◆ **DATA SUPPLIED**
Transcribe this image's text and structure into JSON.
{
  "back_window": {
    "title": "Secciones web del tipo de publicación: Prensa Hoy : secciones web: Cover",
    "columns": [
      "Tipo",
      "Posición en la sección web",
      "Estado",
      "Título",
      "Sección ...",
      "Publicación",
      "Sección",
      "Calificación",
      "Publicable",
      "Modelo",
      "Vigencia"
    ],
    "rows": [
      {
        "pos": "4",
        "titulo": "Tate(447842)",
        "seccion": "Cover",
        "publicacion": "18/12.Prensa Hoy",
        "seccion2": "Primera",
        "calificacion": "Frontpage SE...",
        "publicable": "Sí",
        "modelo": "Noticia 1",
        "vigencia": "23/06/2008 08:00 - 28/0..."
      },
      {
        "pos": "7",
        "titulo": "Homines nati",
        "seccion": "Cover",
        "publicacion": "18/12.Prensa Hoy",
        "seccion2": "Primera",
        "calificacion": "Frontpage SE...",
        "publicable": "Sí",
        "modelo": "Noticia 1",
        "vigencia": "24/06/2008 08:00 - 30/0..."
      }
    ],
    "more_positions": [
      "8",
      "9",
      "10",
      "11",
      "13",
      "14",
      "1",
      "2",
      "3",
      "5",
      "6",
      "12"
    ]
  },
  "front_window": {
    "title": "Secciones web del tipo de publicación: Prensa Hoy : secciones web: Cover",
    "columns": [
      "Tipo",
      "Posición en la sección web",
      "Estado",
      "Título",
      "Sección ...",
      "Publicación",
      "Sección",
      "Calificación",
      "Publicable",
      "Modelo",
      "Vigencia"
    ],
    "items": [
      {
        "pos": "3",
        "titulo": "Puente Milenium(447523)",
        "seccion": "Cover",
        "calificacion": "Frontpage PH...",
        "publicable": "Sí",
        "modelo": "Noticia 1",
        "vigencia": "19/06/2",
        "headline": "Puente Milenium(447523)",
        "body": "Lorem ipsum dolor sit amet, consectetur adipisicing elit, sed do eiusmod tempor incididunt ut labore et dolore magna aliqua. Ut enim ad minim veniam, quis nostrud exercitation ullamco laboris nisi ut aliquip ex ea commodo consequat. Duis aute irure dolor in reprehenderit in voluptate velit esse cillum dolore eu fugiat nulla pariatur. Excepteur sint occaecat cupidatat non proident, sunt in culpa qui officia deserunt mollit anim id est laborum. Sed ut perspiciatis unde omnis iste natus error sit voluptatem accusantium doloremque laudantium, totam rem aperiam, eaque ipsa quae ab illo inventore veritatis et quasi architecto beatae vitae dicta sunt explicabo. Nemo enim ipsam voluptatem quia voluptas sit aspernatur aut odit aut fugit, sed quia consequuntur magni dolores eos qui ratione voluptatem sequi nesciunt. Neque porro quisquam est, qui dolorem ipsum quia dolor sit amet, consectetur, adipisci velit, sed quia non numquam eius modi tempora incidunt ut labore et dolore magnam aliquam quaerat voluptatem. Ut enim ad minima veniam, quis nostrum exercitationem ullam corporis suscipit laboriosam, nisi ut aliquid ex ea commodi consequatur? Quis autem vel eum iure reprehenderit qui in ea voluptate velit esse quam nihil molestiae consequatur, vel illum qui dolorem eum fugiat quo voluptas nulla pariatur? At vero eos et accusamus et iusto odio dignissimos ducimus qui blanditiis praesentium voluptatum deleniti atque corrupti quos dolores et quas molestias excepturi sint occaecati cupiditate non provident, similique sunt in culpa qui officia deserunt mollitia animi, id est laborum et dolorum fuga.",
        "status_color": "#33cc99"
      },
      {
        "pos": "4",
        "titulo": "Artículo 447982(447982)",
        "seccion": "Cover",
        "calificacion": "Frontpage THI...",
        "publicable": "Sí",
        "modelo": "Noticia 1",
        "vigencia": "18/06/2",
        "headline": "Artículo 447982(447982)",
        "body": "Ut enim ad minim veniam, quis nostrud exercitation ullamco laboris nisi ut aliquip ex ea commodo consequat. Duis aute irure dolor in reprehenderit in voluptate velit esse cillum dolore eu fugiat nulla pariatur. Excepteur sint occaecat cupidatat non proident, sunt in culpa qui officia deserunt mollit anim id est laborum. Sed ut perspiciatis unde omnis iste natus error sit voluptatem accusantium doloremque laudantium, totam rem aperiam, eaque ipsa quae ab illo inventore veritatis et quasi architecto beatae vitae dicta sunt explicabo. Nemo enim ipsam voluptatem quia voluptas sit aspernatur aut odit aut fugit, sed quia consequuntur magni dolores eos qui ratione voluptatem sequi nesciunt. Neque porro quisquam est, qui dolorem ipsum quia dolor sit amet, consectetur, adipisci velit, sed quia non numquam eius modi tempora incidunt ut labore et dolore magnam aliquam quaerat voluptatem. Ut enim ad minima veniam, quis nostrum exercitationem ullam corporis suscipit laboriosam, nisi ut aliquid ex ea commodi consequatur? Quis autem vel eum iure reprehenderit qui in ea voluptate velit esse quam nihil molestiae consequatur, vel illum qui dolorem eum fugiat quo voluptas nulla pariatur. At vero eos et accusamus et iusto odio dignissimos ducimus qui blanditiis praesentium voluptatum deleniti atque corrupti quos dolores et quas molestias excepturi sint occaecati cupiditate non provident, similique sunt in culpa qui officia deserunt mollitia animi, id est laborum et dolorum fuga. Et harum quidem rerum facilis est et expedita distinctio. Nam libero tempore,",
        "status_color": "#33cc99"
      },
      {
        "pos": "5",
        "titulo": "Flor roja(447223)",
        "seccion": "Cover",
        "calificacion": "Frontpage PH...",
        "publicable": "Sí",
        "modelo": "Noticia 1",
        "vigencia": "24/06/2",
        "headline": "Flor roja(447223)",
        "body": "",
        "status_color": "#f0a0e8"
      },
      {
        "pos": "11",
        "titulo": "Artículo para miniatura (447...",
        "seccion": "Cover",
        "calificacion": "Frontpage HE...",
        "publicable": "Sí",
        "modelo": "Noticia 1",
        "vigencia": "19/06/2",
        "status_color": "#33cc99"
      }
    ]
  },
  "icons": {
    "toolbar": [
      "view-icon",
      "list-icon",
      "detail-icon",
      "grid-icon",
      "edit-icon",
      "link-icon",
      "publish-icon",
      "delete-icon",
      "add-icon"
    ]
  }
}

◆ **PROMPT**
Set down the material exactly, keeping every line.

◆ **TASK RESPONSE**
Transcribe this image's text and structure into JSON.
{
  "back_window": {
    "title": "Secciones web del tipo de publicación: Prensa Hoy : secciones web: Cover",
    "columns": [
      "Tipo",
      "Posición en la sección web",
      "Estado",
      "Título",
      "Sección ...",
      "Publicación",
      "Sección",
      "Calificación",
      "Publicable",
      "Modelo",
      "Vigencia"
    ],
    "rows": [
      {
        "pos": "4",
        "titulo": "Tate(447842)",
        "seccion": "Cover",
        "publicacion": "18/12.Prensa Hoy",
        "seccion2": "Primera",
        "calificacion": "Frontpage SE...",
        "publicable": "Sí",
        "modelo": "Noticia 1",
        "vigencia": "23/06/2008 08:00 - 28/0..."
      },
      {
        "pos": "7",
        "titulo": "Homines nati",
        "seccion": "Cover",
        "publicacion": "18/12.Prensa Hoy",
        "seccion2": "Primera",
        "calificacion": "Frontpage SE...",
        "publicable": "Sí",
        "modelo": "Noticia 1",
        "vigencia": "24/06/2008 08:00 - 30/0..."
      }
    ],
    "more_positions": [
      "8",
      "9",
      "10",
      "11",
      "13",
      "14",
      "1",
      "2",
      "3",
      "5",
      "6",
      "12"
    ]
  },
  "front_window": {
    "title": "Secciones web del tipo de publicación: Prensa Hoy : secciones web: Cover",
    "columns": [
      "Tipo",
      "Posición en la sección web",
      "Estado",
      "Título",
      "Sección ...",
      "Publicación",
      "Sección",
      "Calificación",
      "Publicable",
      "Modelo",
      "Vigencia"
    ],
    "items": [
      {
        "pos": "3",
        "titulo": "Puente Milenium(447523)",
        "seccion": "Cover",
        "calificacion": "Frontpage PH...",
        "publicable": "Sí",
        "modelo": "Noticia 1",
        "vigencia": "19/06/2",
        "headline": "Puente Milenium(447523)",
        "body": "Lorem ipsum dolor sit amet, consectetur adipisicing elit, sed do eiusmod tempor incididunt ut labore et dolore magna aliqua. Ut enim ad minim veniam, quis nostrud exercitation ullamco laboris nisi ut aliquip ex ea commodo consequat. Duis aute irure dolor in reprehenderit in voluptate velit esse cillum dolore eu fugiat nulla pariatur. Excepteur sint occaecat cupidatat non proident, sunt in culpa qui officia deserunt mollit anim id est laborum. Sed ut perspiciatis unde omnis iste natus error sit voluptatem accusantium doloremque laudantium, totam rem aperiam, eaque ipsa quae ab illo inventore veritatis et quasi architecto beatae vitae dicta sunt explicabo. Nemo enim ipsam voluptatem quia voluptas sit aspernatur aut odit aut fugit, sed quia consequuntur magni dolores eos qui ratione voluptatem sequi nesciunt. Neque porro quisquam est, qui dolorem ipsum quia dolor sit amet, consectetur, adipisci velit, sed quia non numquam eius modi tempora incidunt ut labore et dolore magnam aliquam quaerat voluptatem. Ut enim ad minima veniam, quis nostrum exercitationem ullam corporis suscipit laboriosam, nisi ut aliquid ex ea commodi consequatur? Quis autem vel eum iure reprehenderit qui in ea voluptate velit esse quam nihil molestiae consequatur, vel illum qui dolorem eum fugiat quo voluptas nulla pariatur? At vero eos et accusamus et iusto odio dignissimos ducimus qui blanditiis praesentium voluptatum deleniti atque corrupti quos dolores et quas molestias excepturi sint occaecati cupiditate non provident, similique sunt in culpa qui officia deserunt mollitia animi, id est laborum et dolorum fuga.",
        "status_color": "#33cc99"
      },
      {
        "pos": "4",
        "titulo": "Artículo 447982(447982)",
        "seccion": "Cover",
        "calificacion": "Frontpage THI...",
        "publicable": "Sí",
        "modelo": "Noticia 1",
        "vigencia": "18/06/2",
        "headline": "Artículo 447982(447982)",
        "body": "Ut enim ad minim veniam, quis nostrud exercitation ullamco laboris nisi ut aliquip ex ea commodo consequat. Duis aute irure dolor in reprehenderit in voluptate velit esse cillum dolore eu fugiat nulla pariatur. Excepteur sint occaecat cupidatat non proident, sunt in culpa qui officia deserunt mollit anim id est laborum. Sed ut perspiciatis unde omnis iste natus error sit voluptatem accusantium doloremque laudantium, totam rem aperiam, eaque ipsa quae ab illo inventore veritatis et quasi architecto beatae vitae dicta sunt explicabo. Nemo enim ipsam voluptatem quia voluptas sit aspernatur aut odit aut fugit, sed quia consequuntur magni dolores eos qui ratione voluptatem sequi nesciunt. Neque porro quisquam est, qui dolorem ipsum quia dolor sit amet, consectetur, adipisci velit, sed quia non numquam eius modi tempora incidunt ut labore et dolore magnam aliquam quaerat voluptatem. Ut enim ad minima veniam, quis nostrum exercitationem ullam corporis suscipit laboriosam, nisi ut aliquid ex ea commodi consequatur? Quis autem vel eum iure reprehenderit qui in ea voluptate velit esse quam nihil molestiae consequatur, vel illum qui dolorem eum fugiat quo voluptas nulla pariatur. At vero eos et accusamus et iusto odio dignissimos ducimus qui blanditiis praesentium voluptatum deleniti atque corrupti quos dolores et quas molestias excepturi sint occaecati cupiditate non provident, similique sunt in culpa qui officia deserunt mollitia animi, id est laborum et dolorum fuga. Et harum quidem rerum facilis est et expedita distinctio. Nam libero tempore,",
        "status_color": "#33cc99"
      },
      {
        "pos": "5",
        "titulo": "Flor roja(447223)",
        "seccion": "Cover",
        "calificacion": "Frontpage PH...",
        "publicable": "Sí",
        "modelo": "Noticia 1",
        "vigencia": "24/06/2",
        "headline": "Flor roja(447223)",
        "body": "",
        "status_color": "#f0a0e8"
      },
      {
        "pos": "11",
        "titulo": "Artículo para miniatura (447...",
        "seccion": "Cover",
        "calificacion": "Frontpage HE...",
        "publicable": "Sí",
        "modelo": "Noticia 1",
        "vigencia": "19/06/2",
        "status_color": "#33cc99"
      }
    ]
  },
  "icons": {
    "toolbar": [
      "view-icon",
      "list-icon",
      "detail-icon",
      "grid-icon",
      "edit-icon",
      "link-icon",
      "publish-icon",
      "delete-icon",
      "add-icon"
    ]
  }
}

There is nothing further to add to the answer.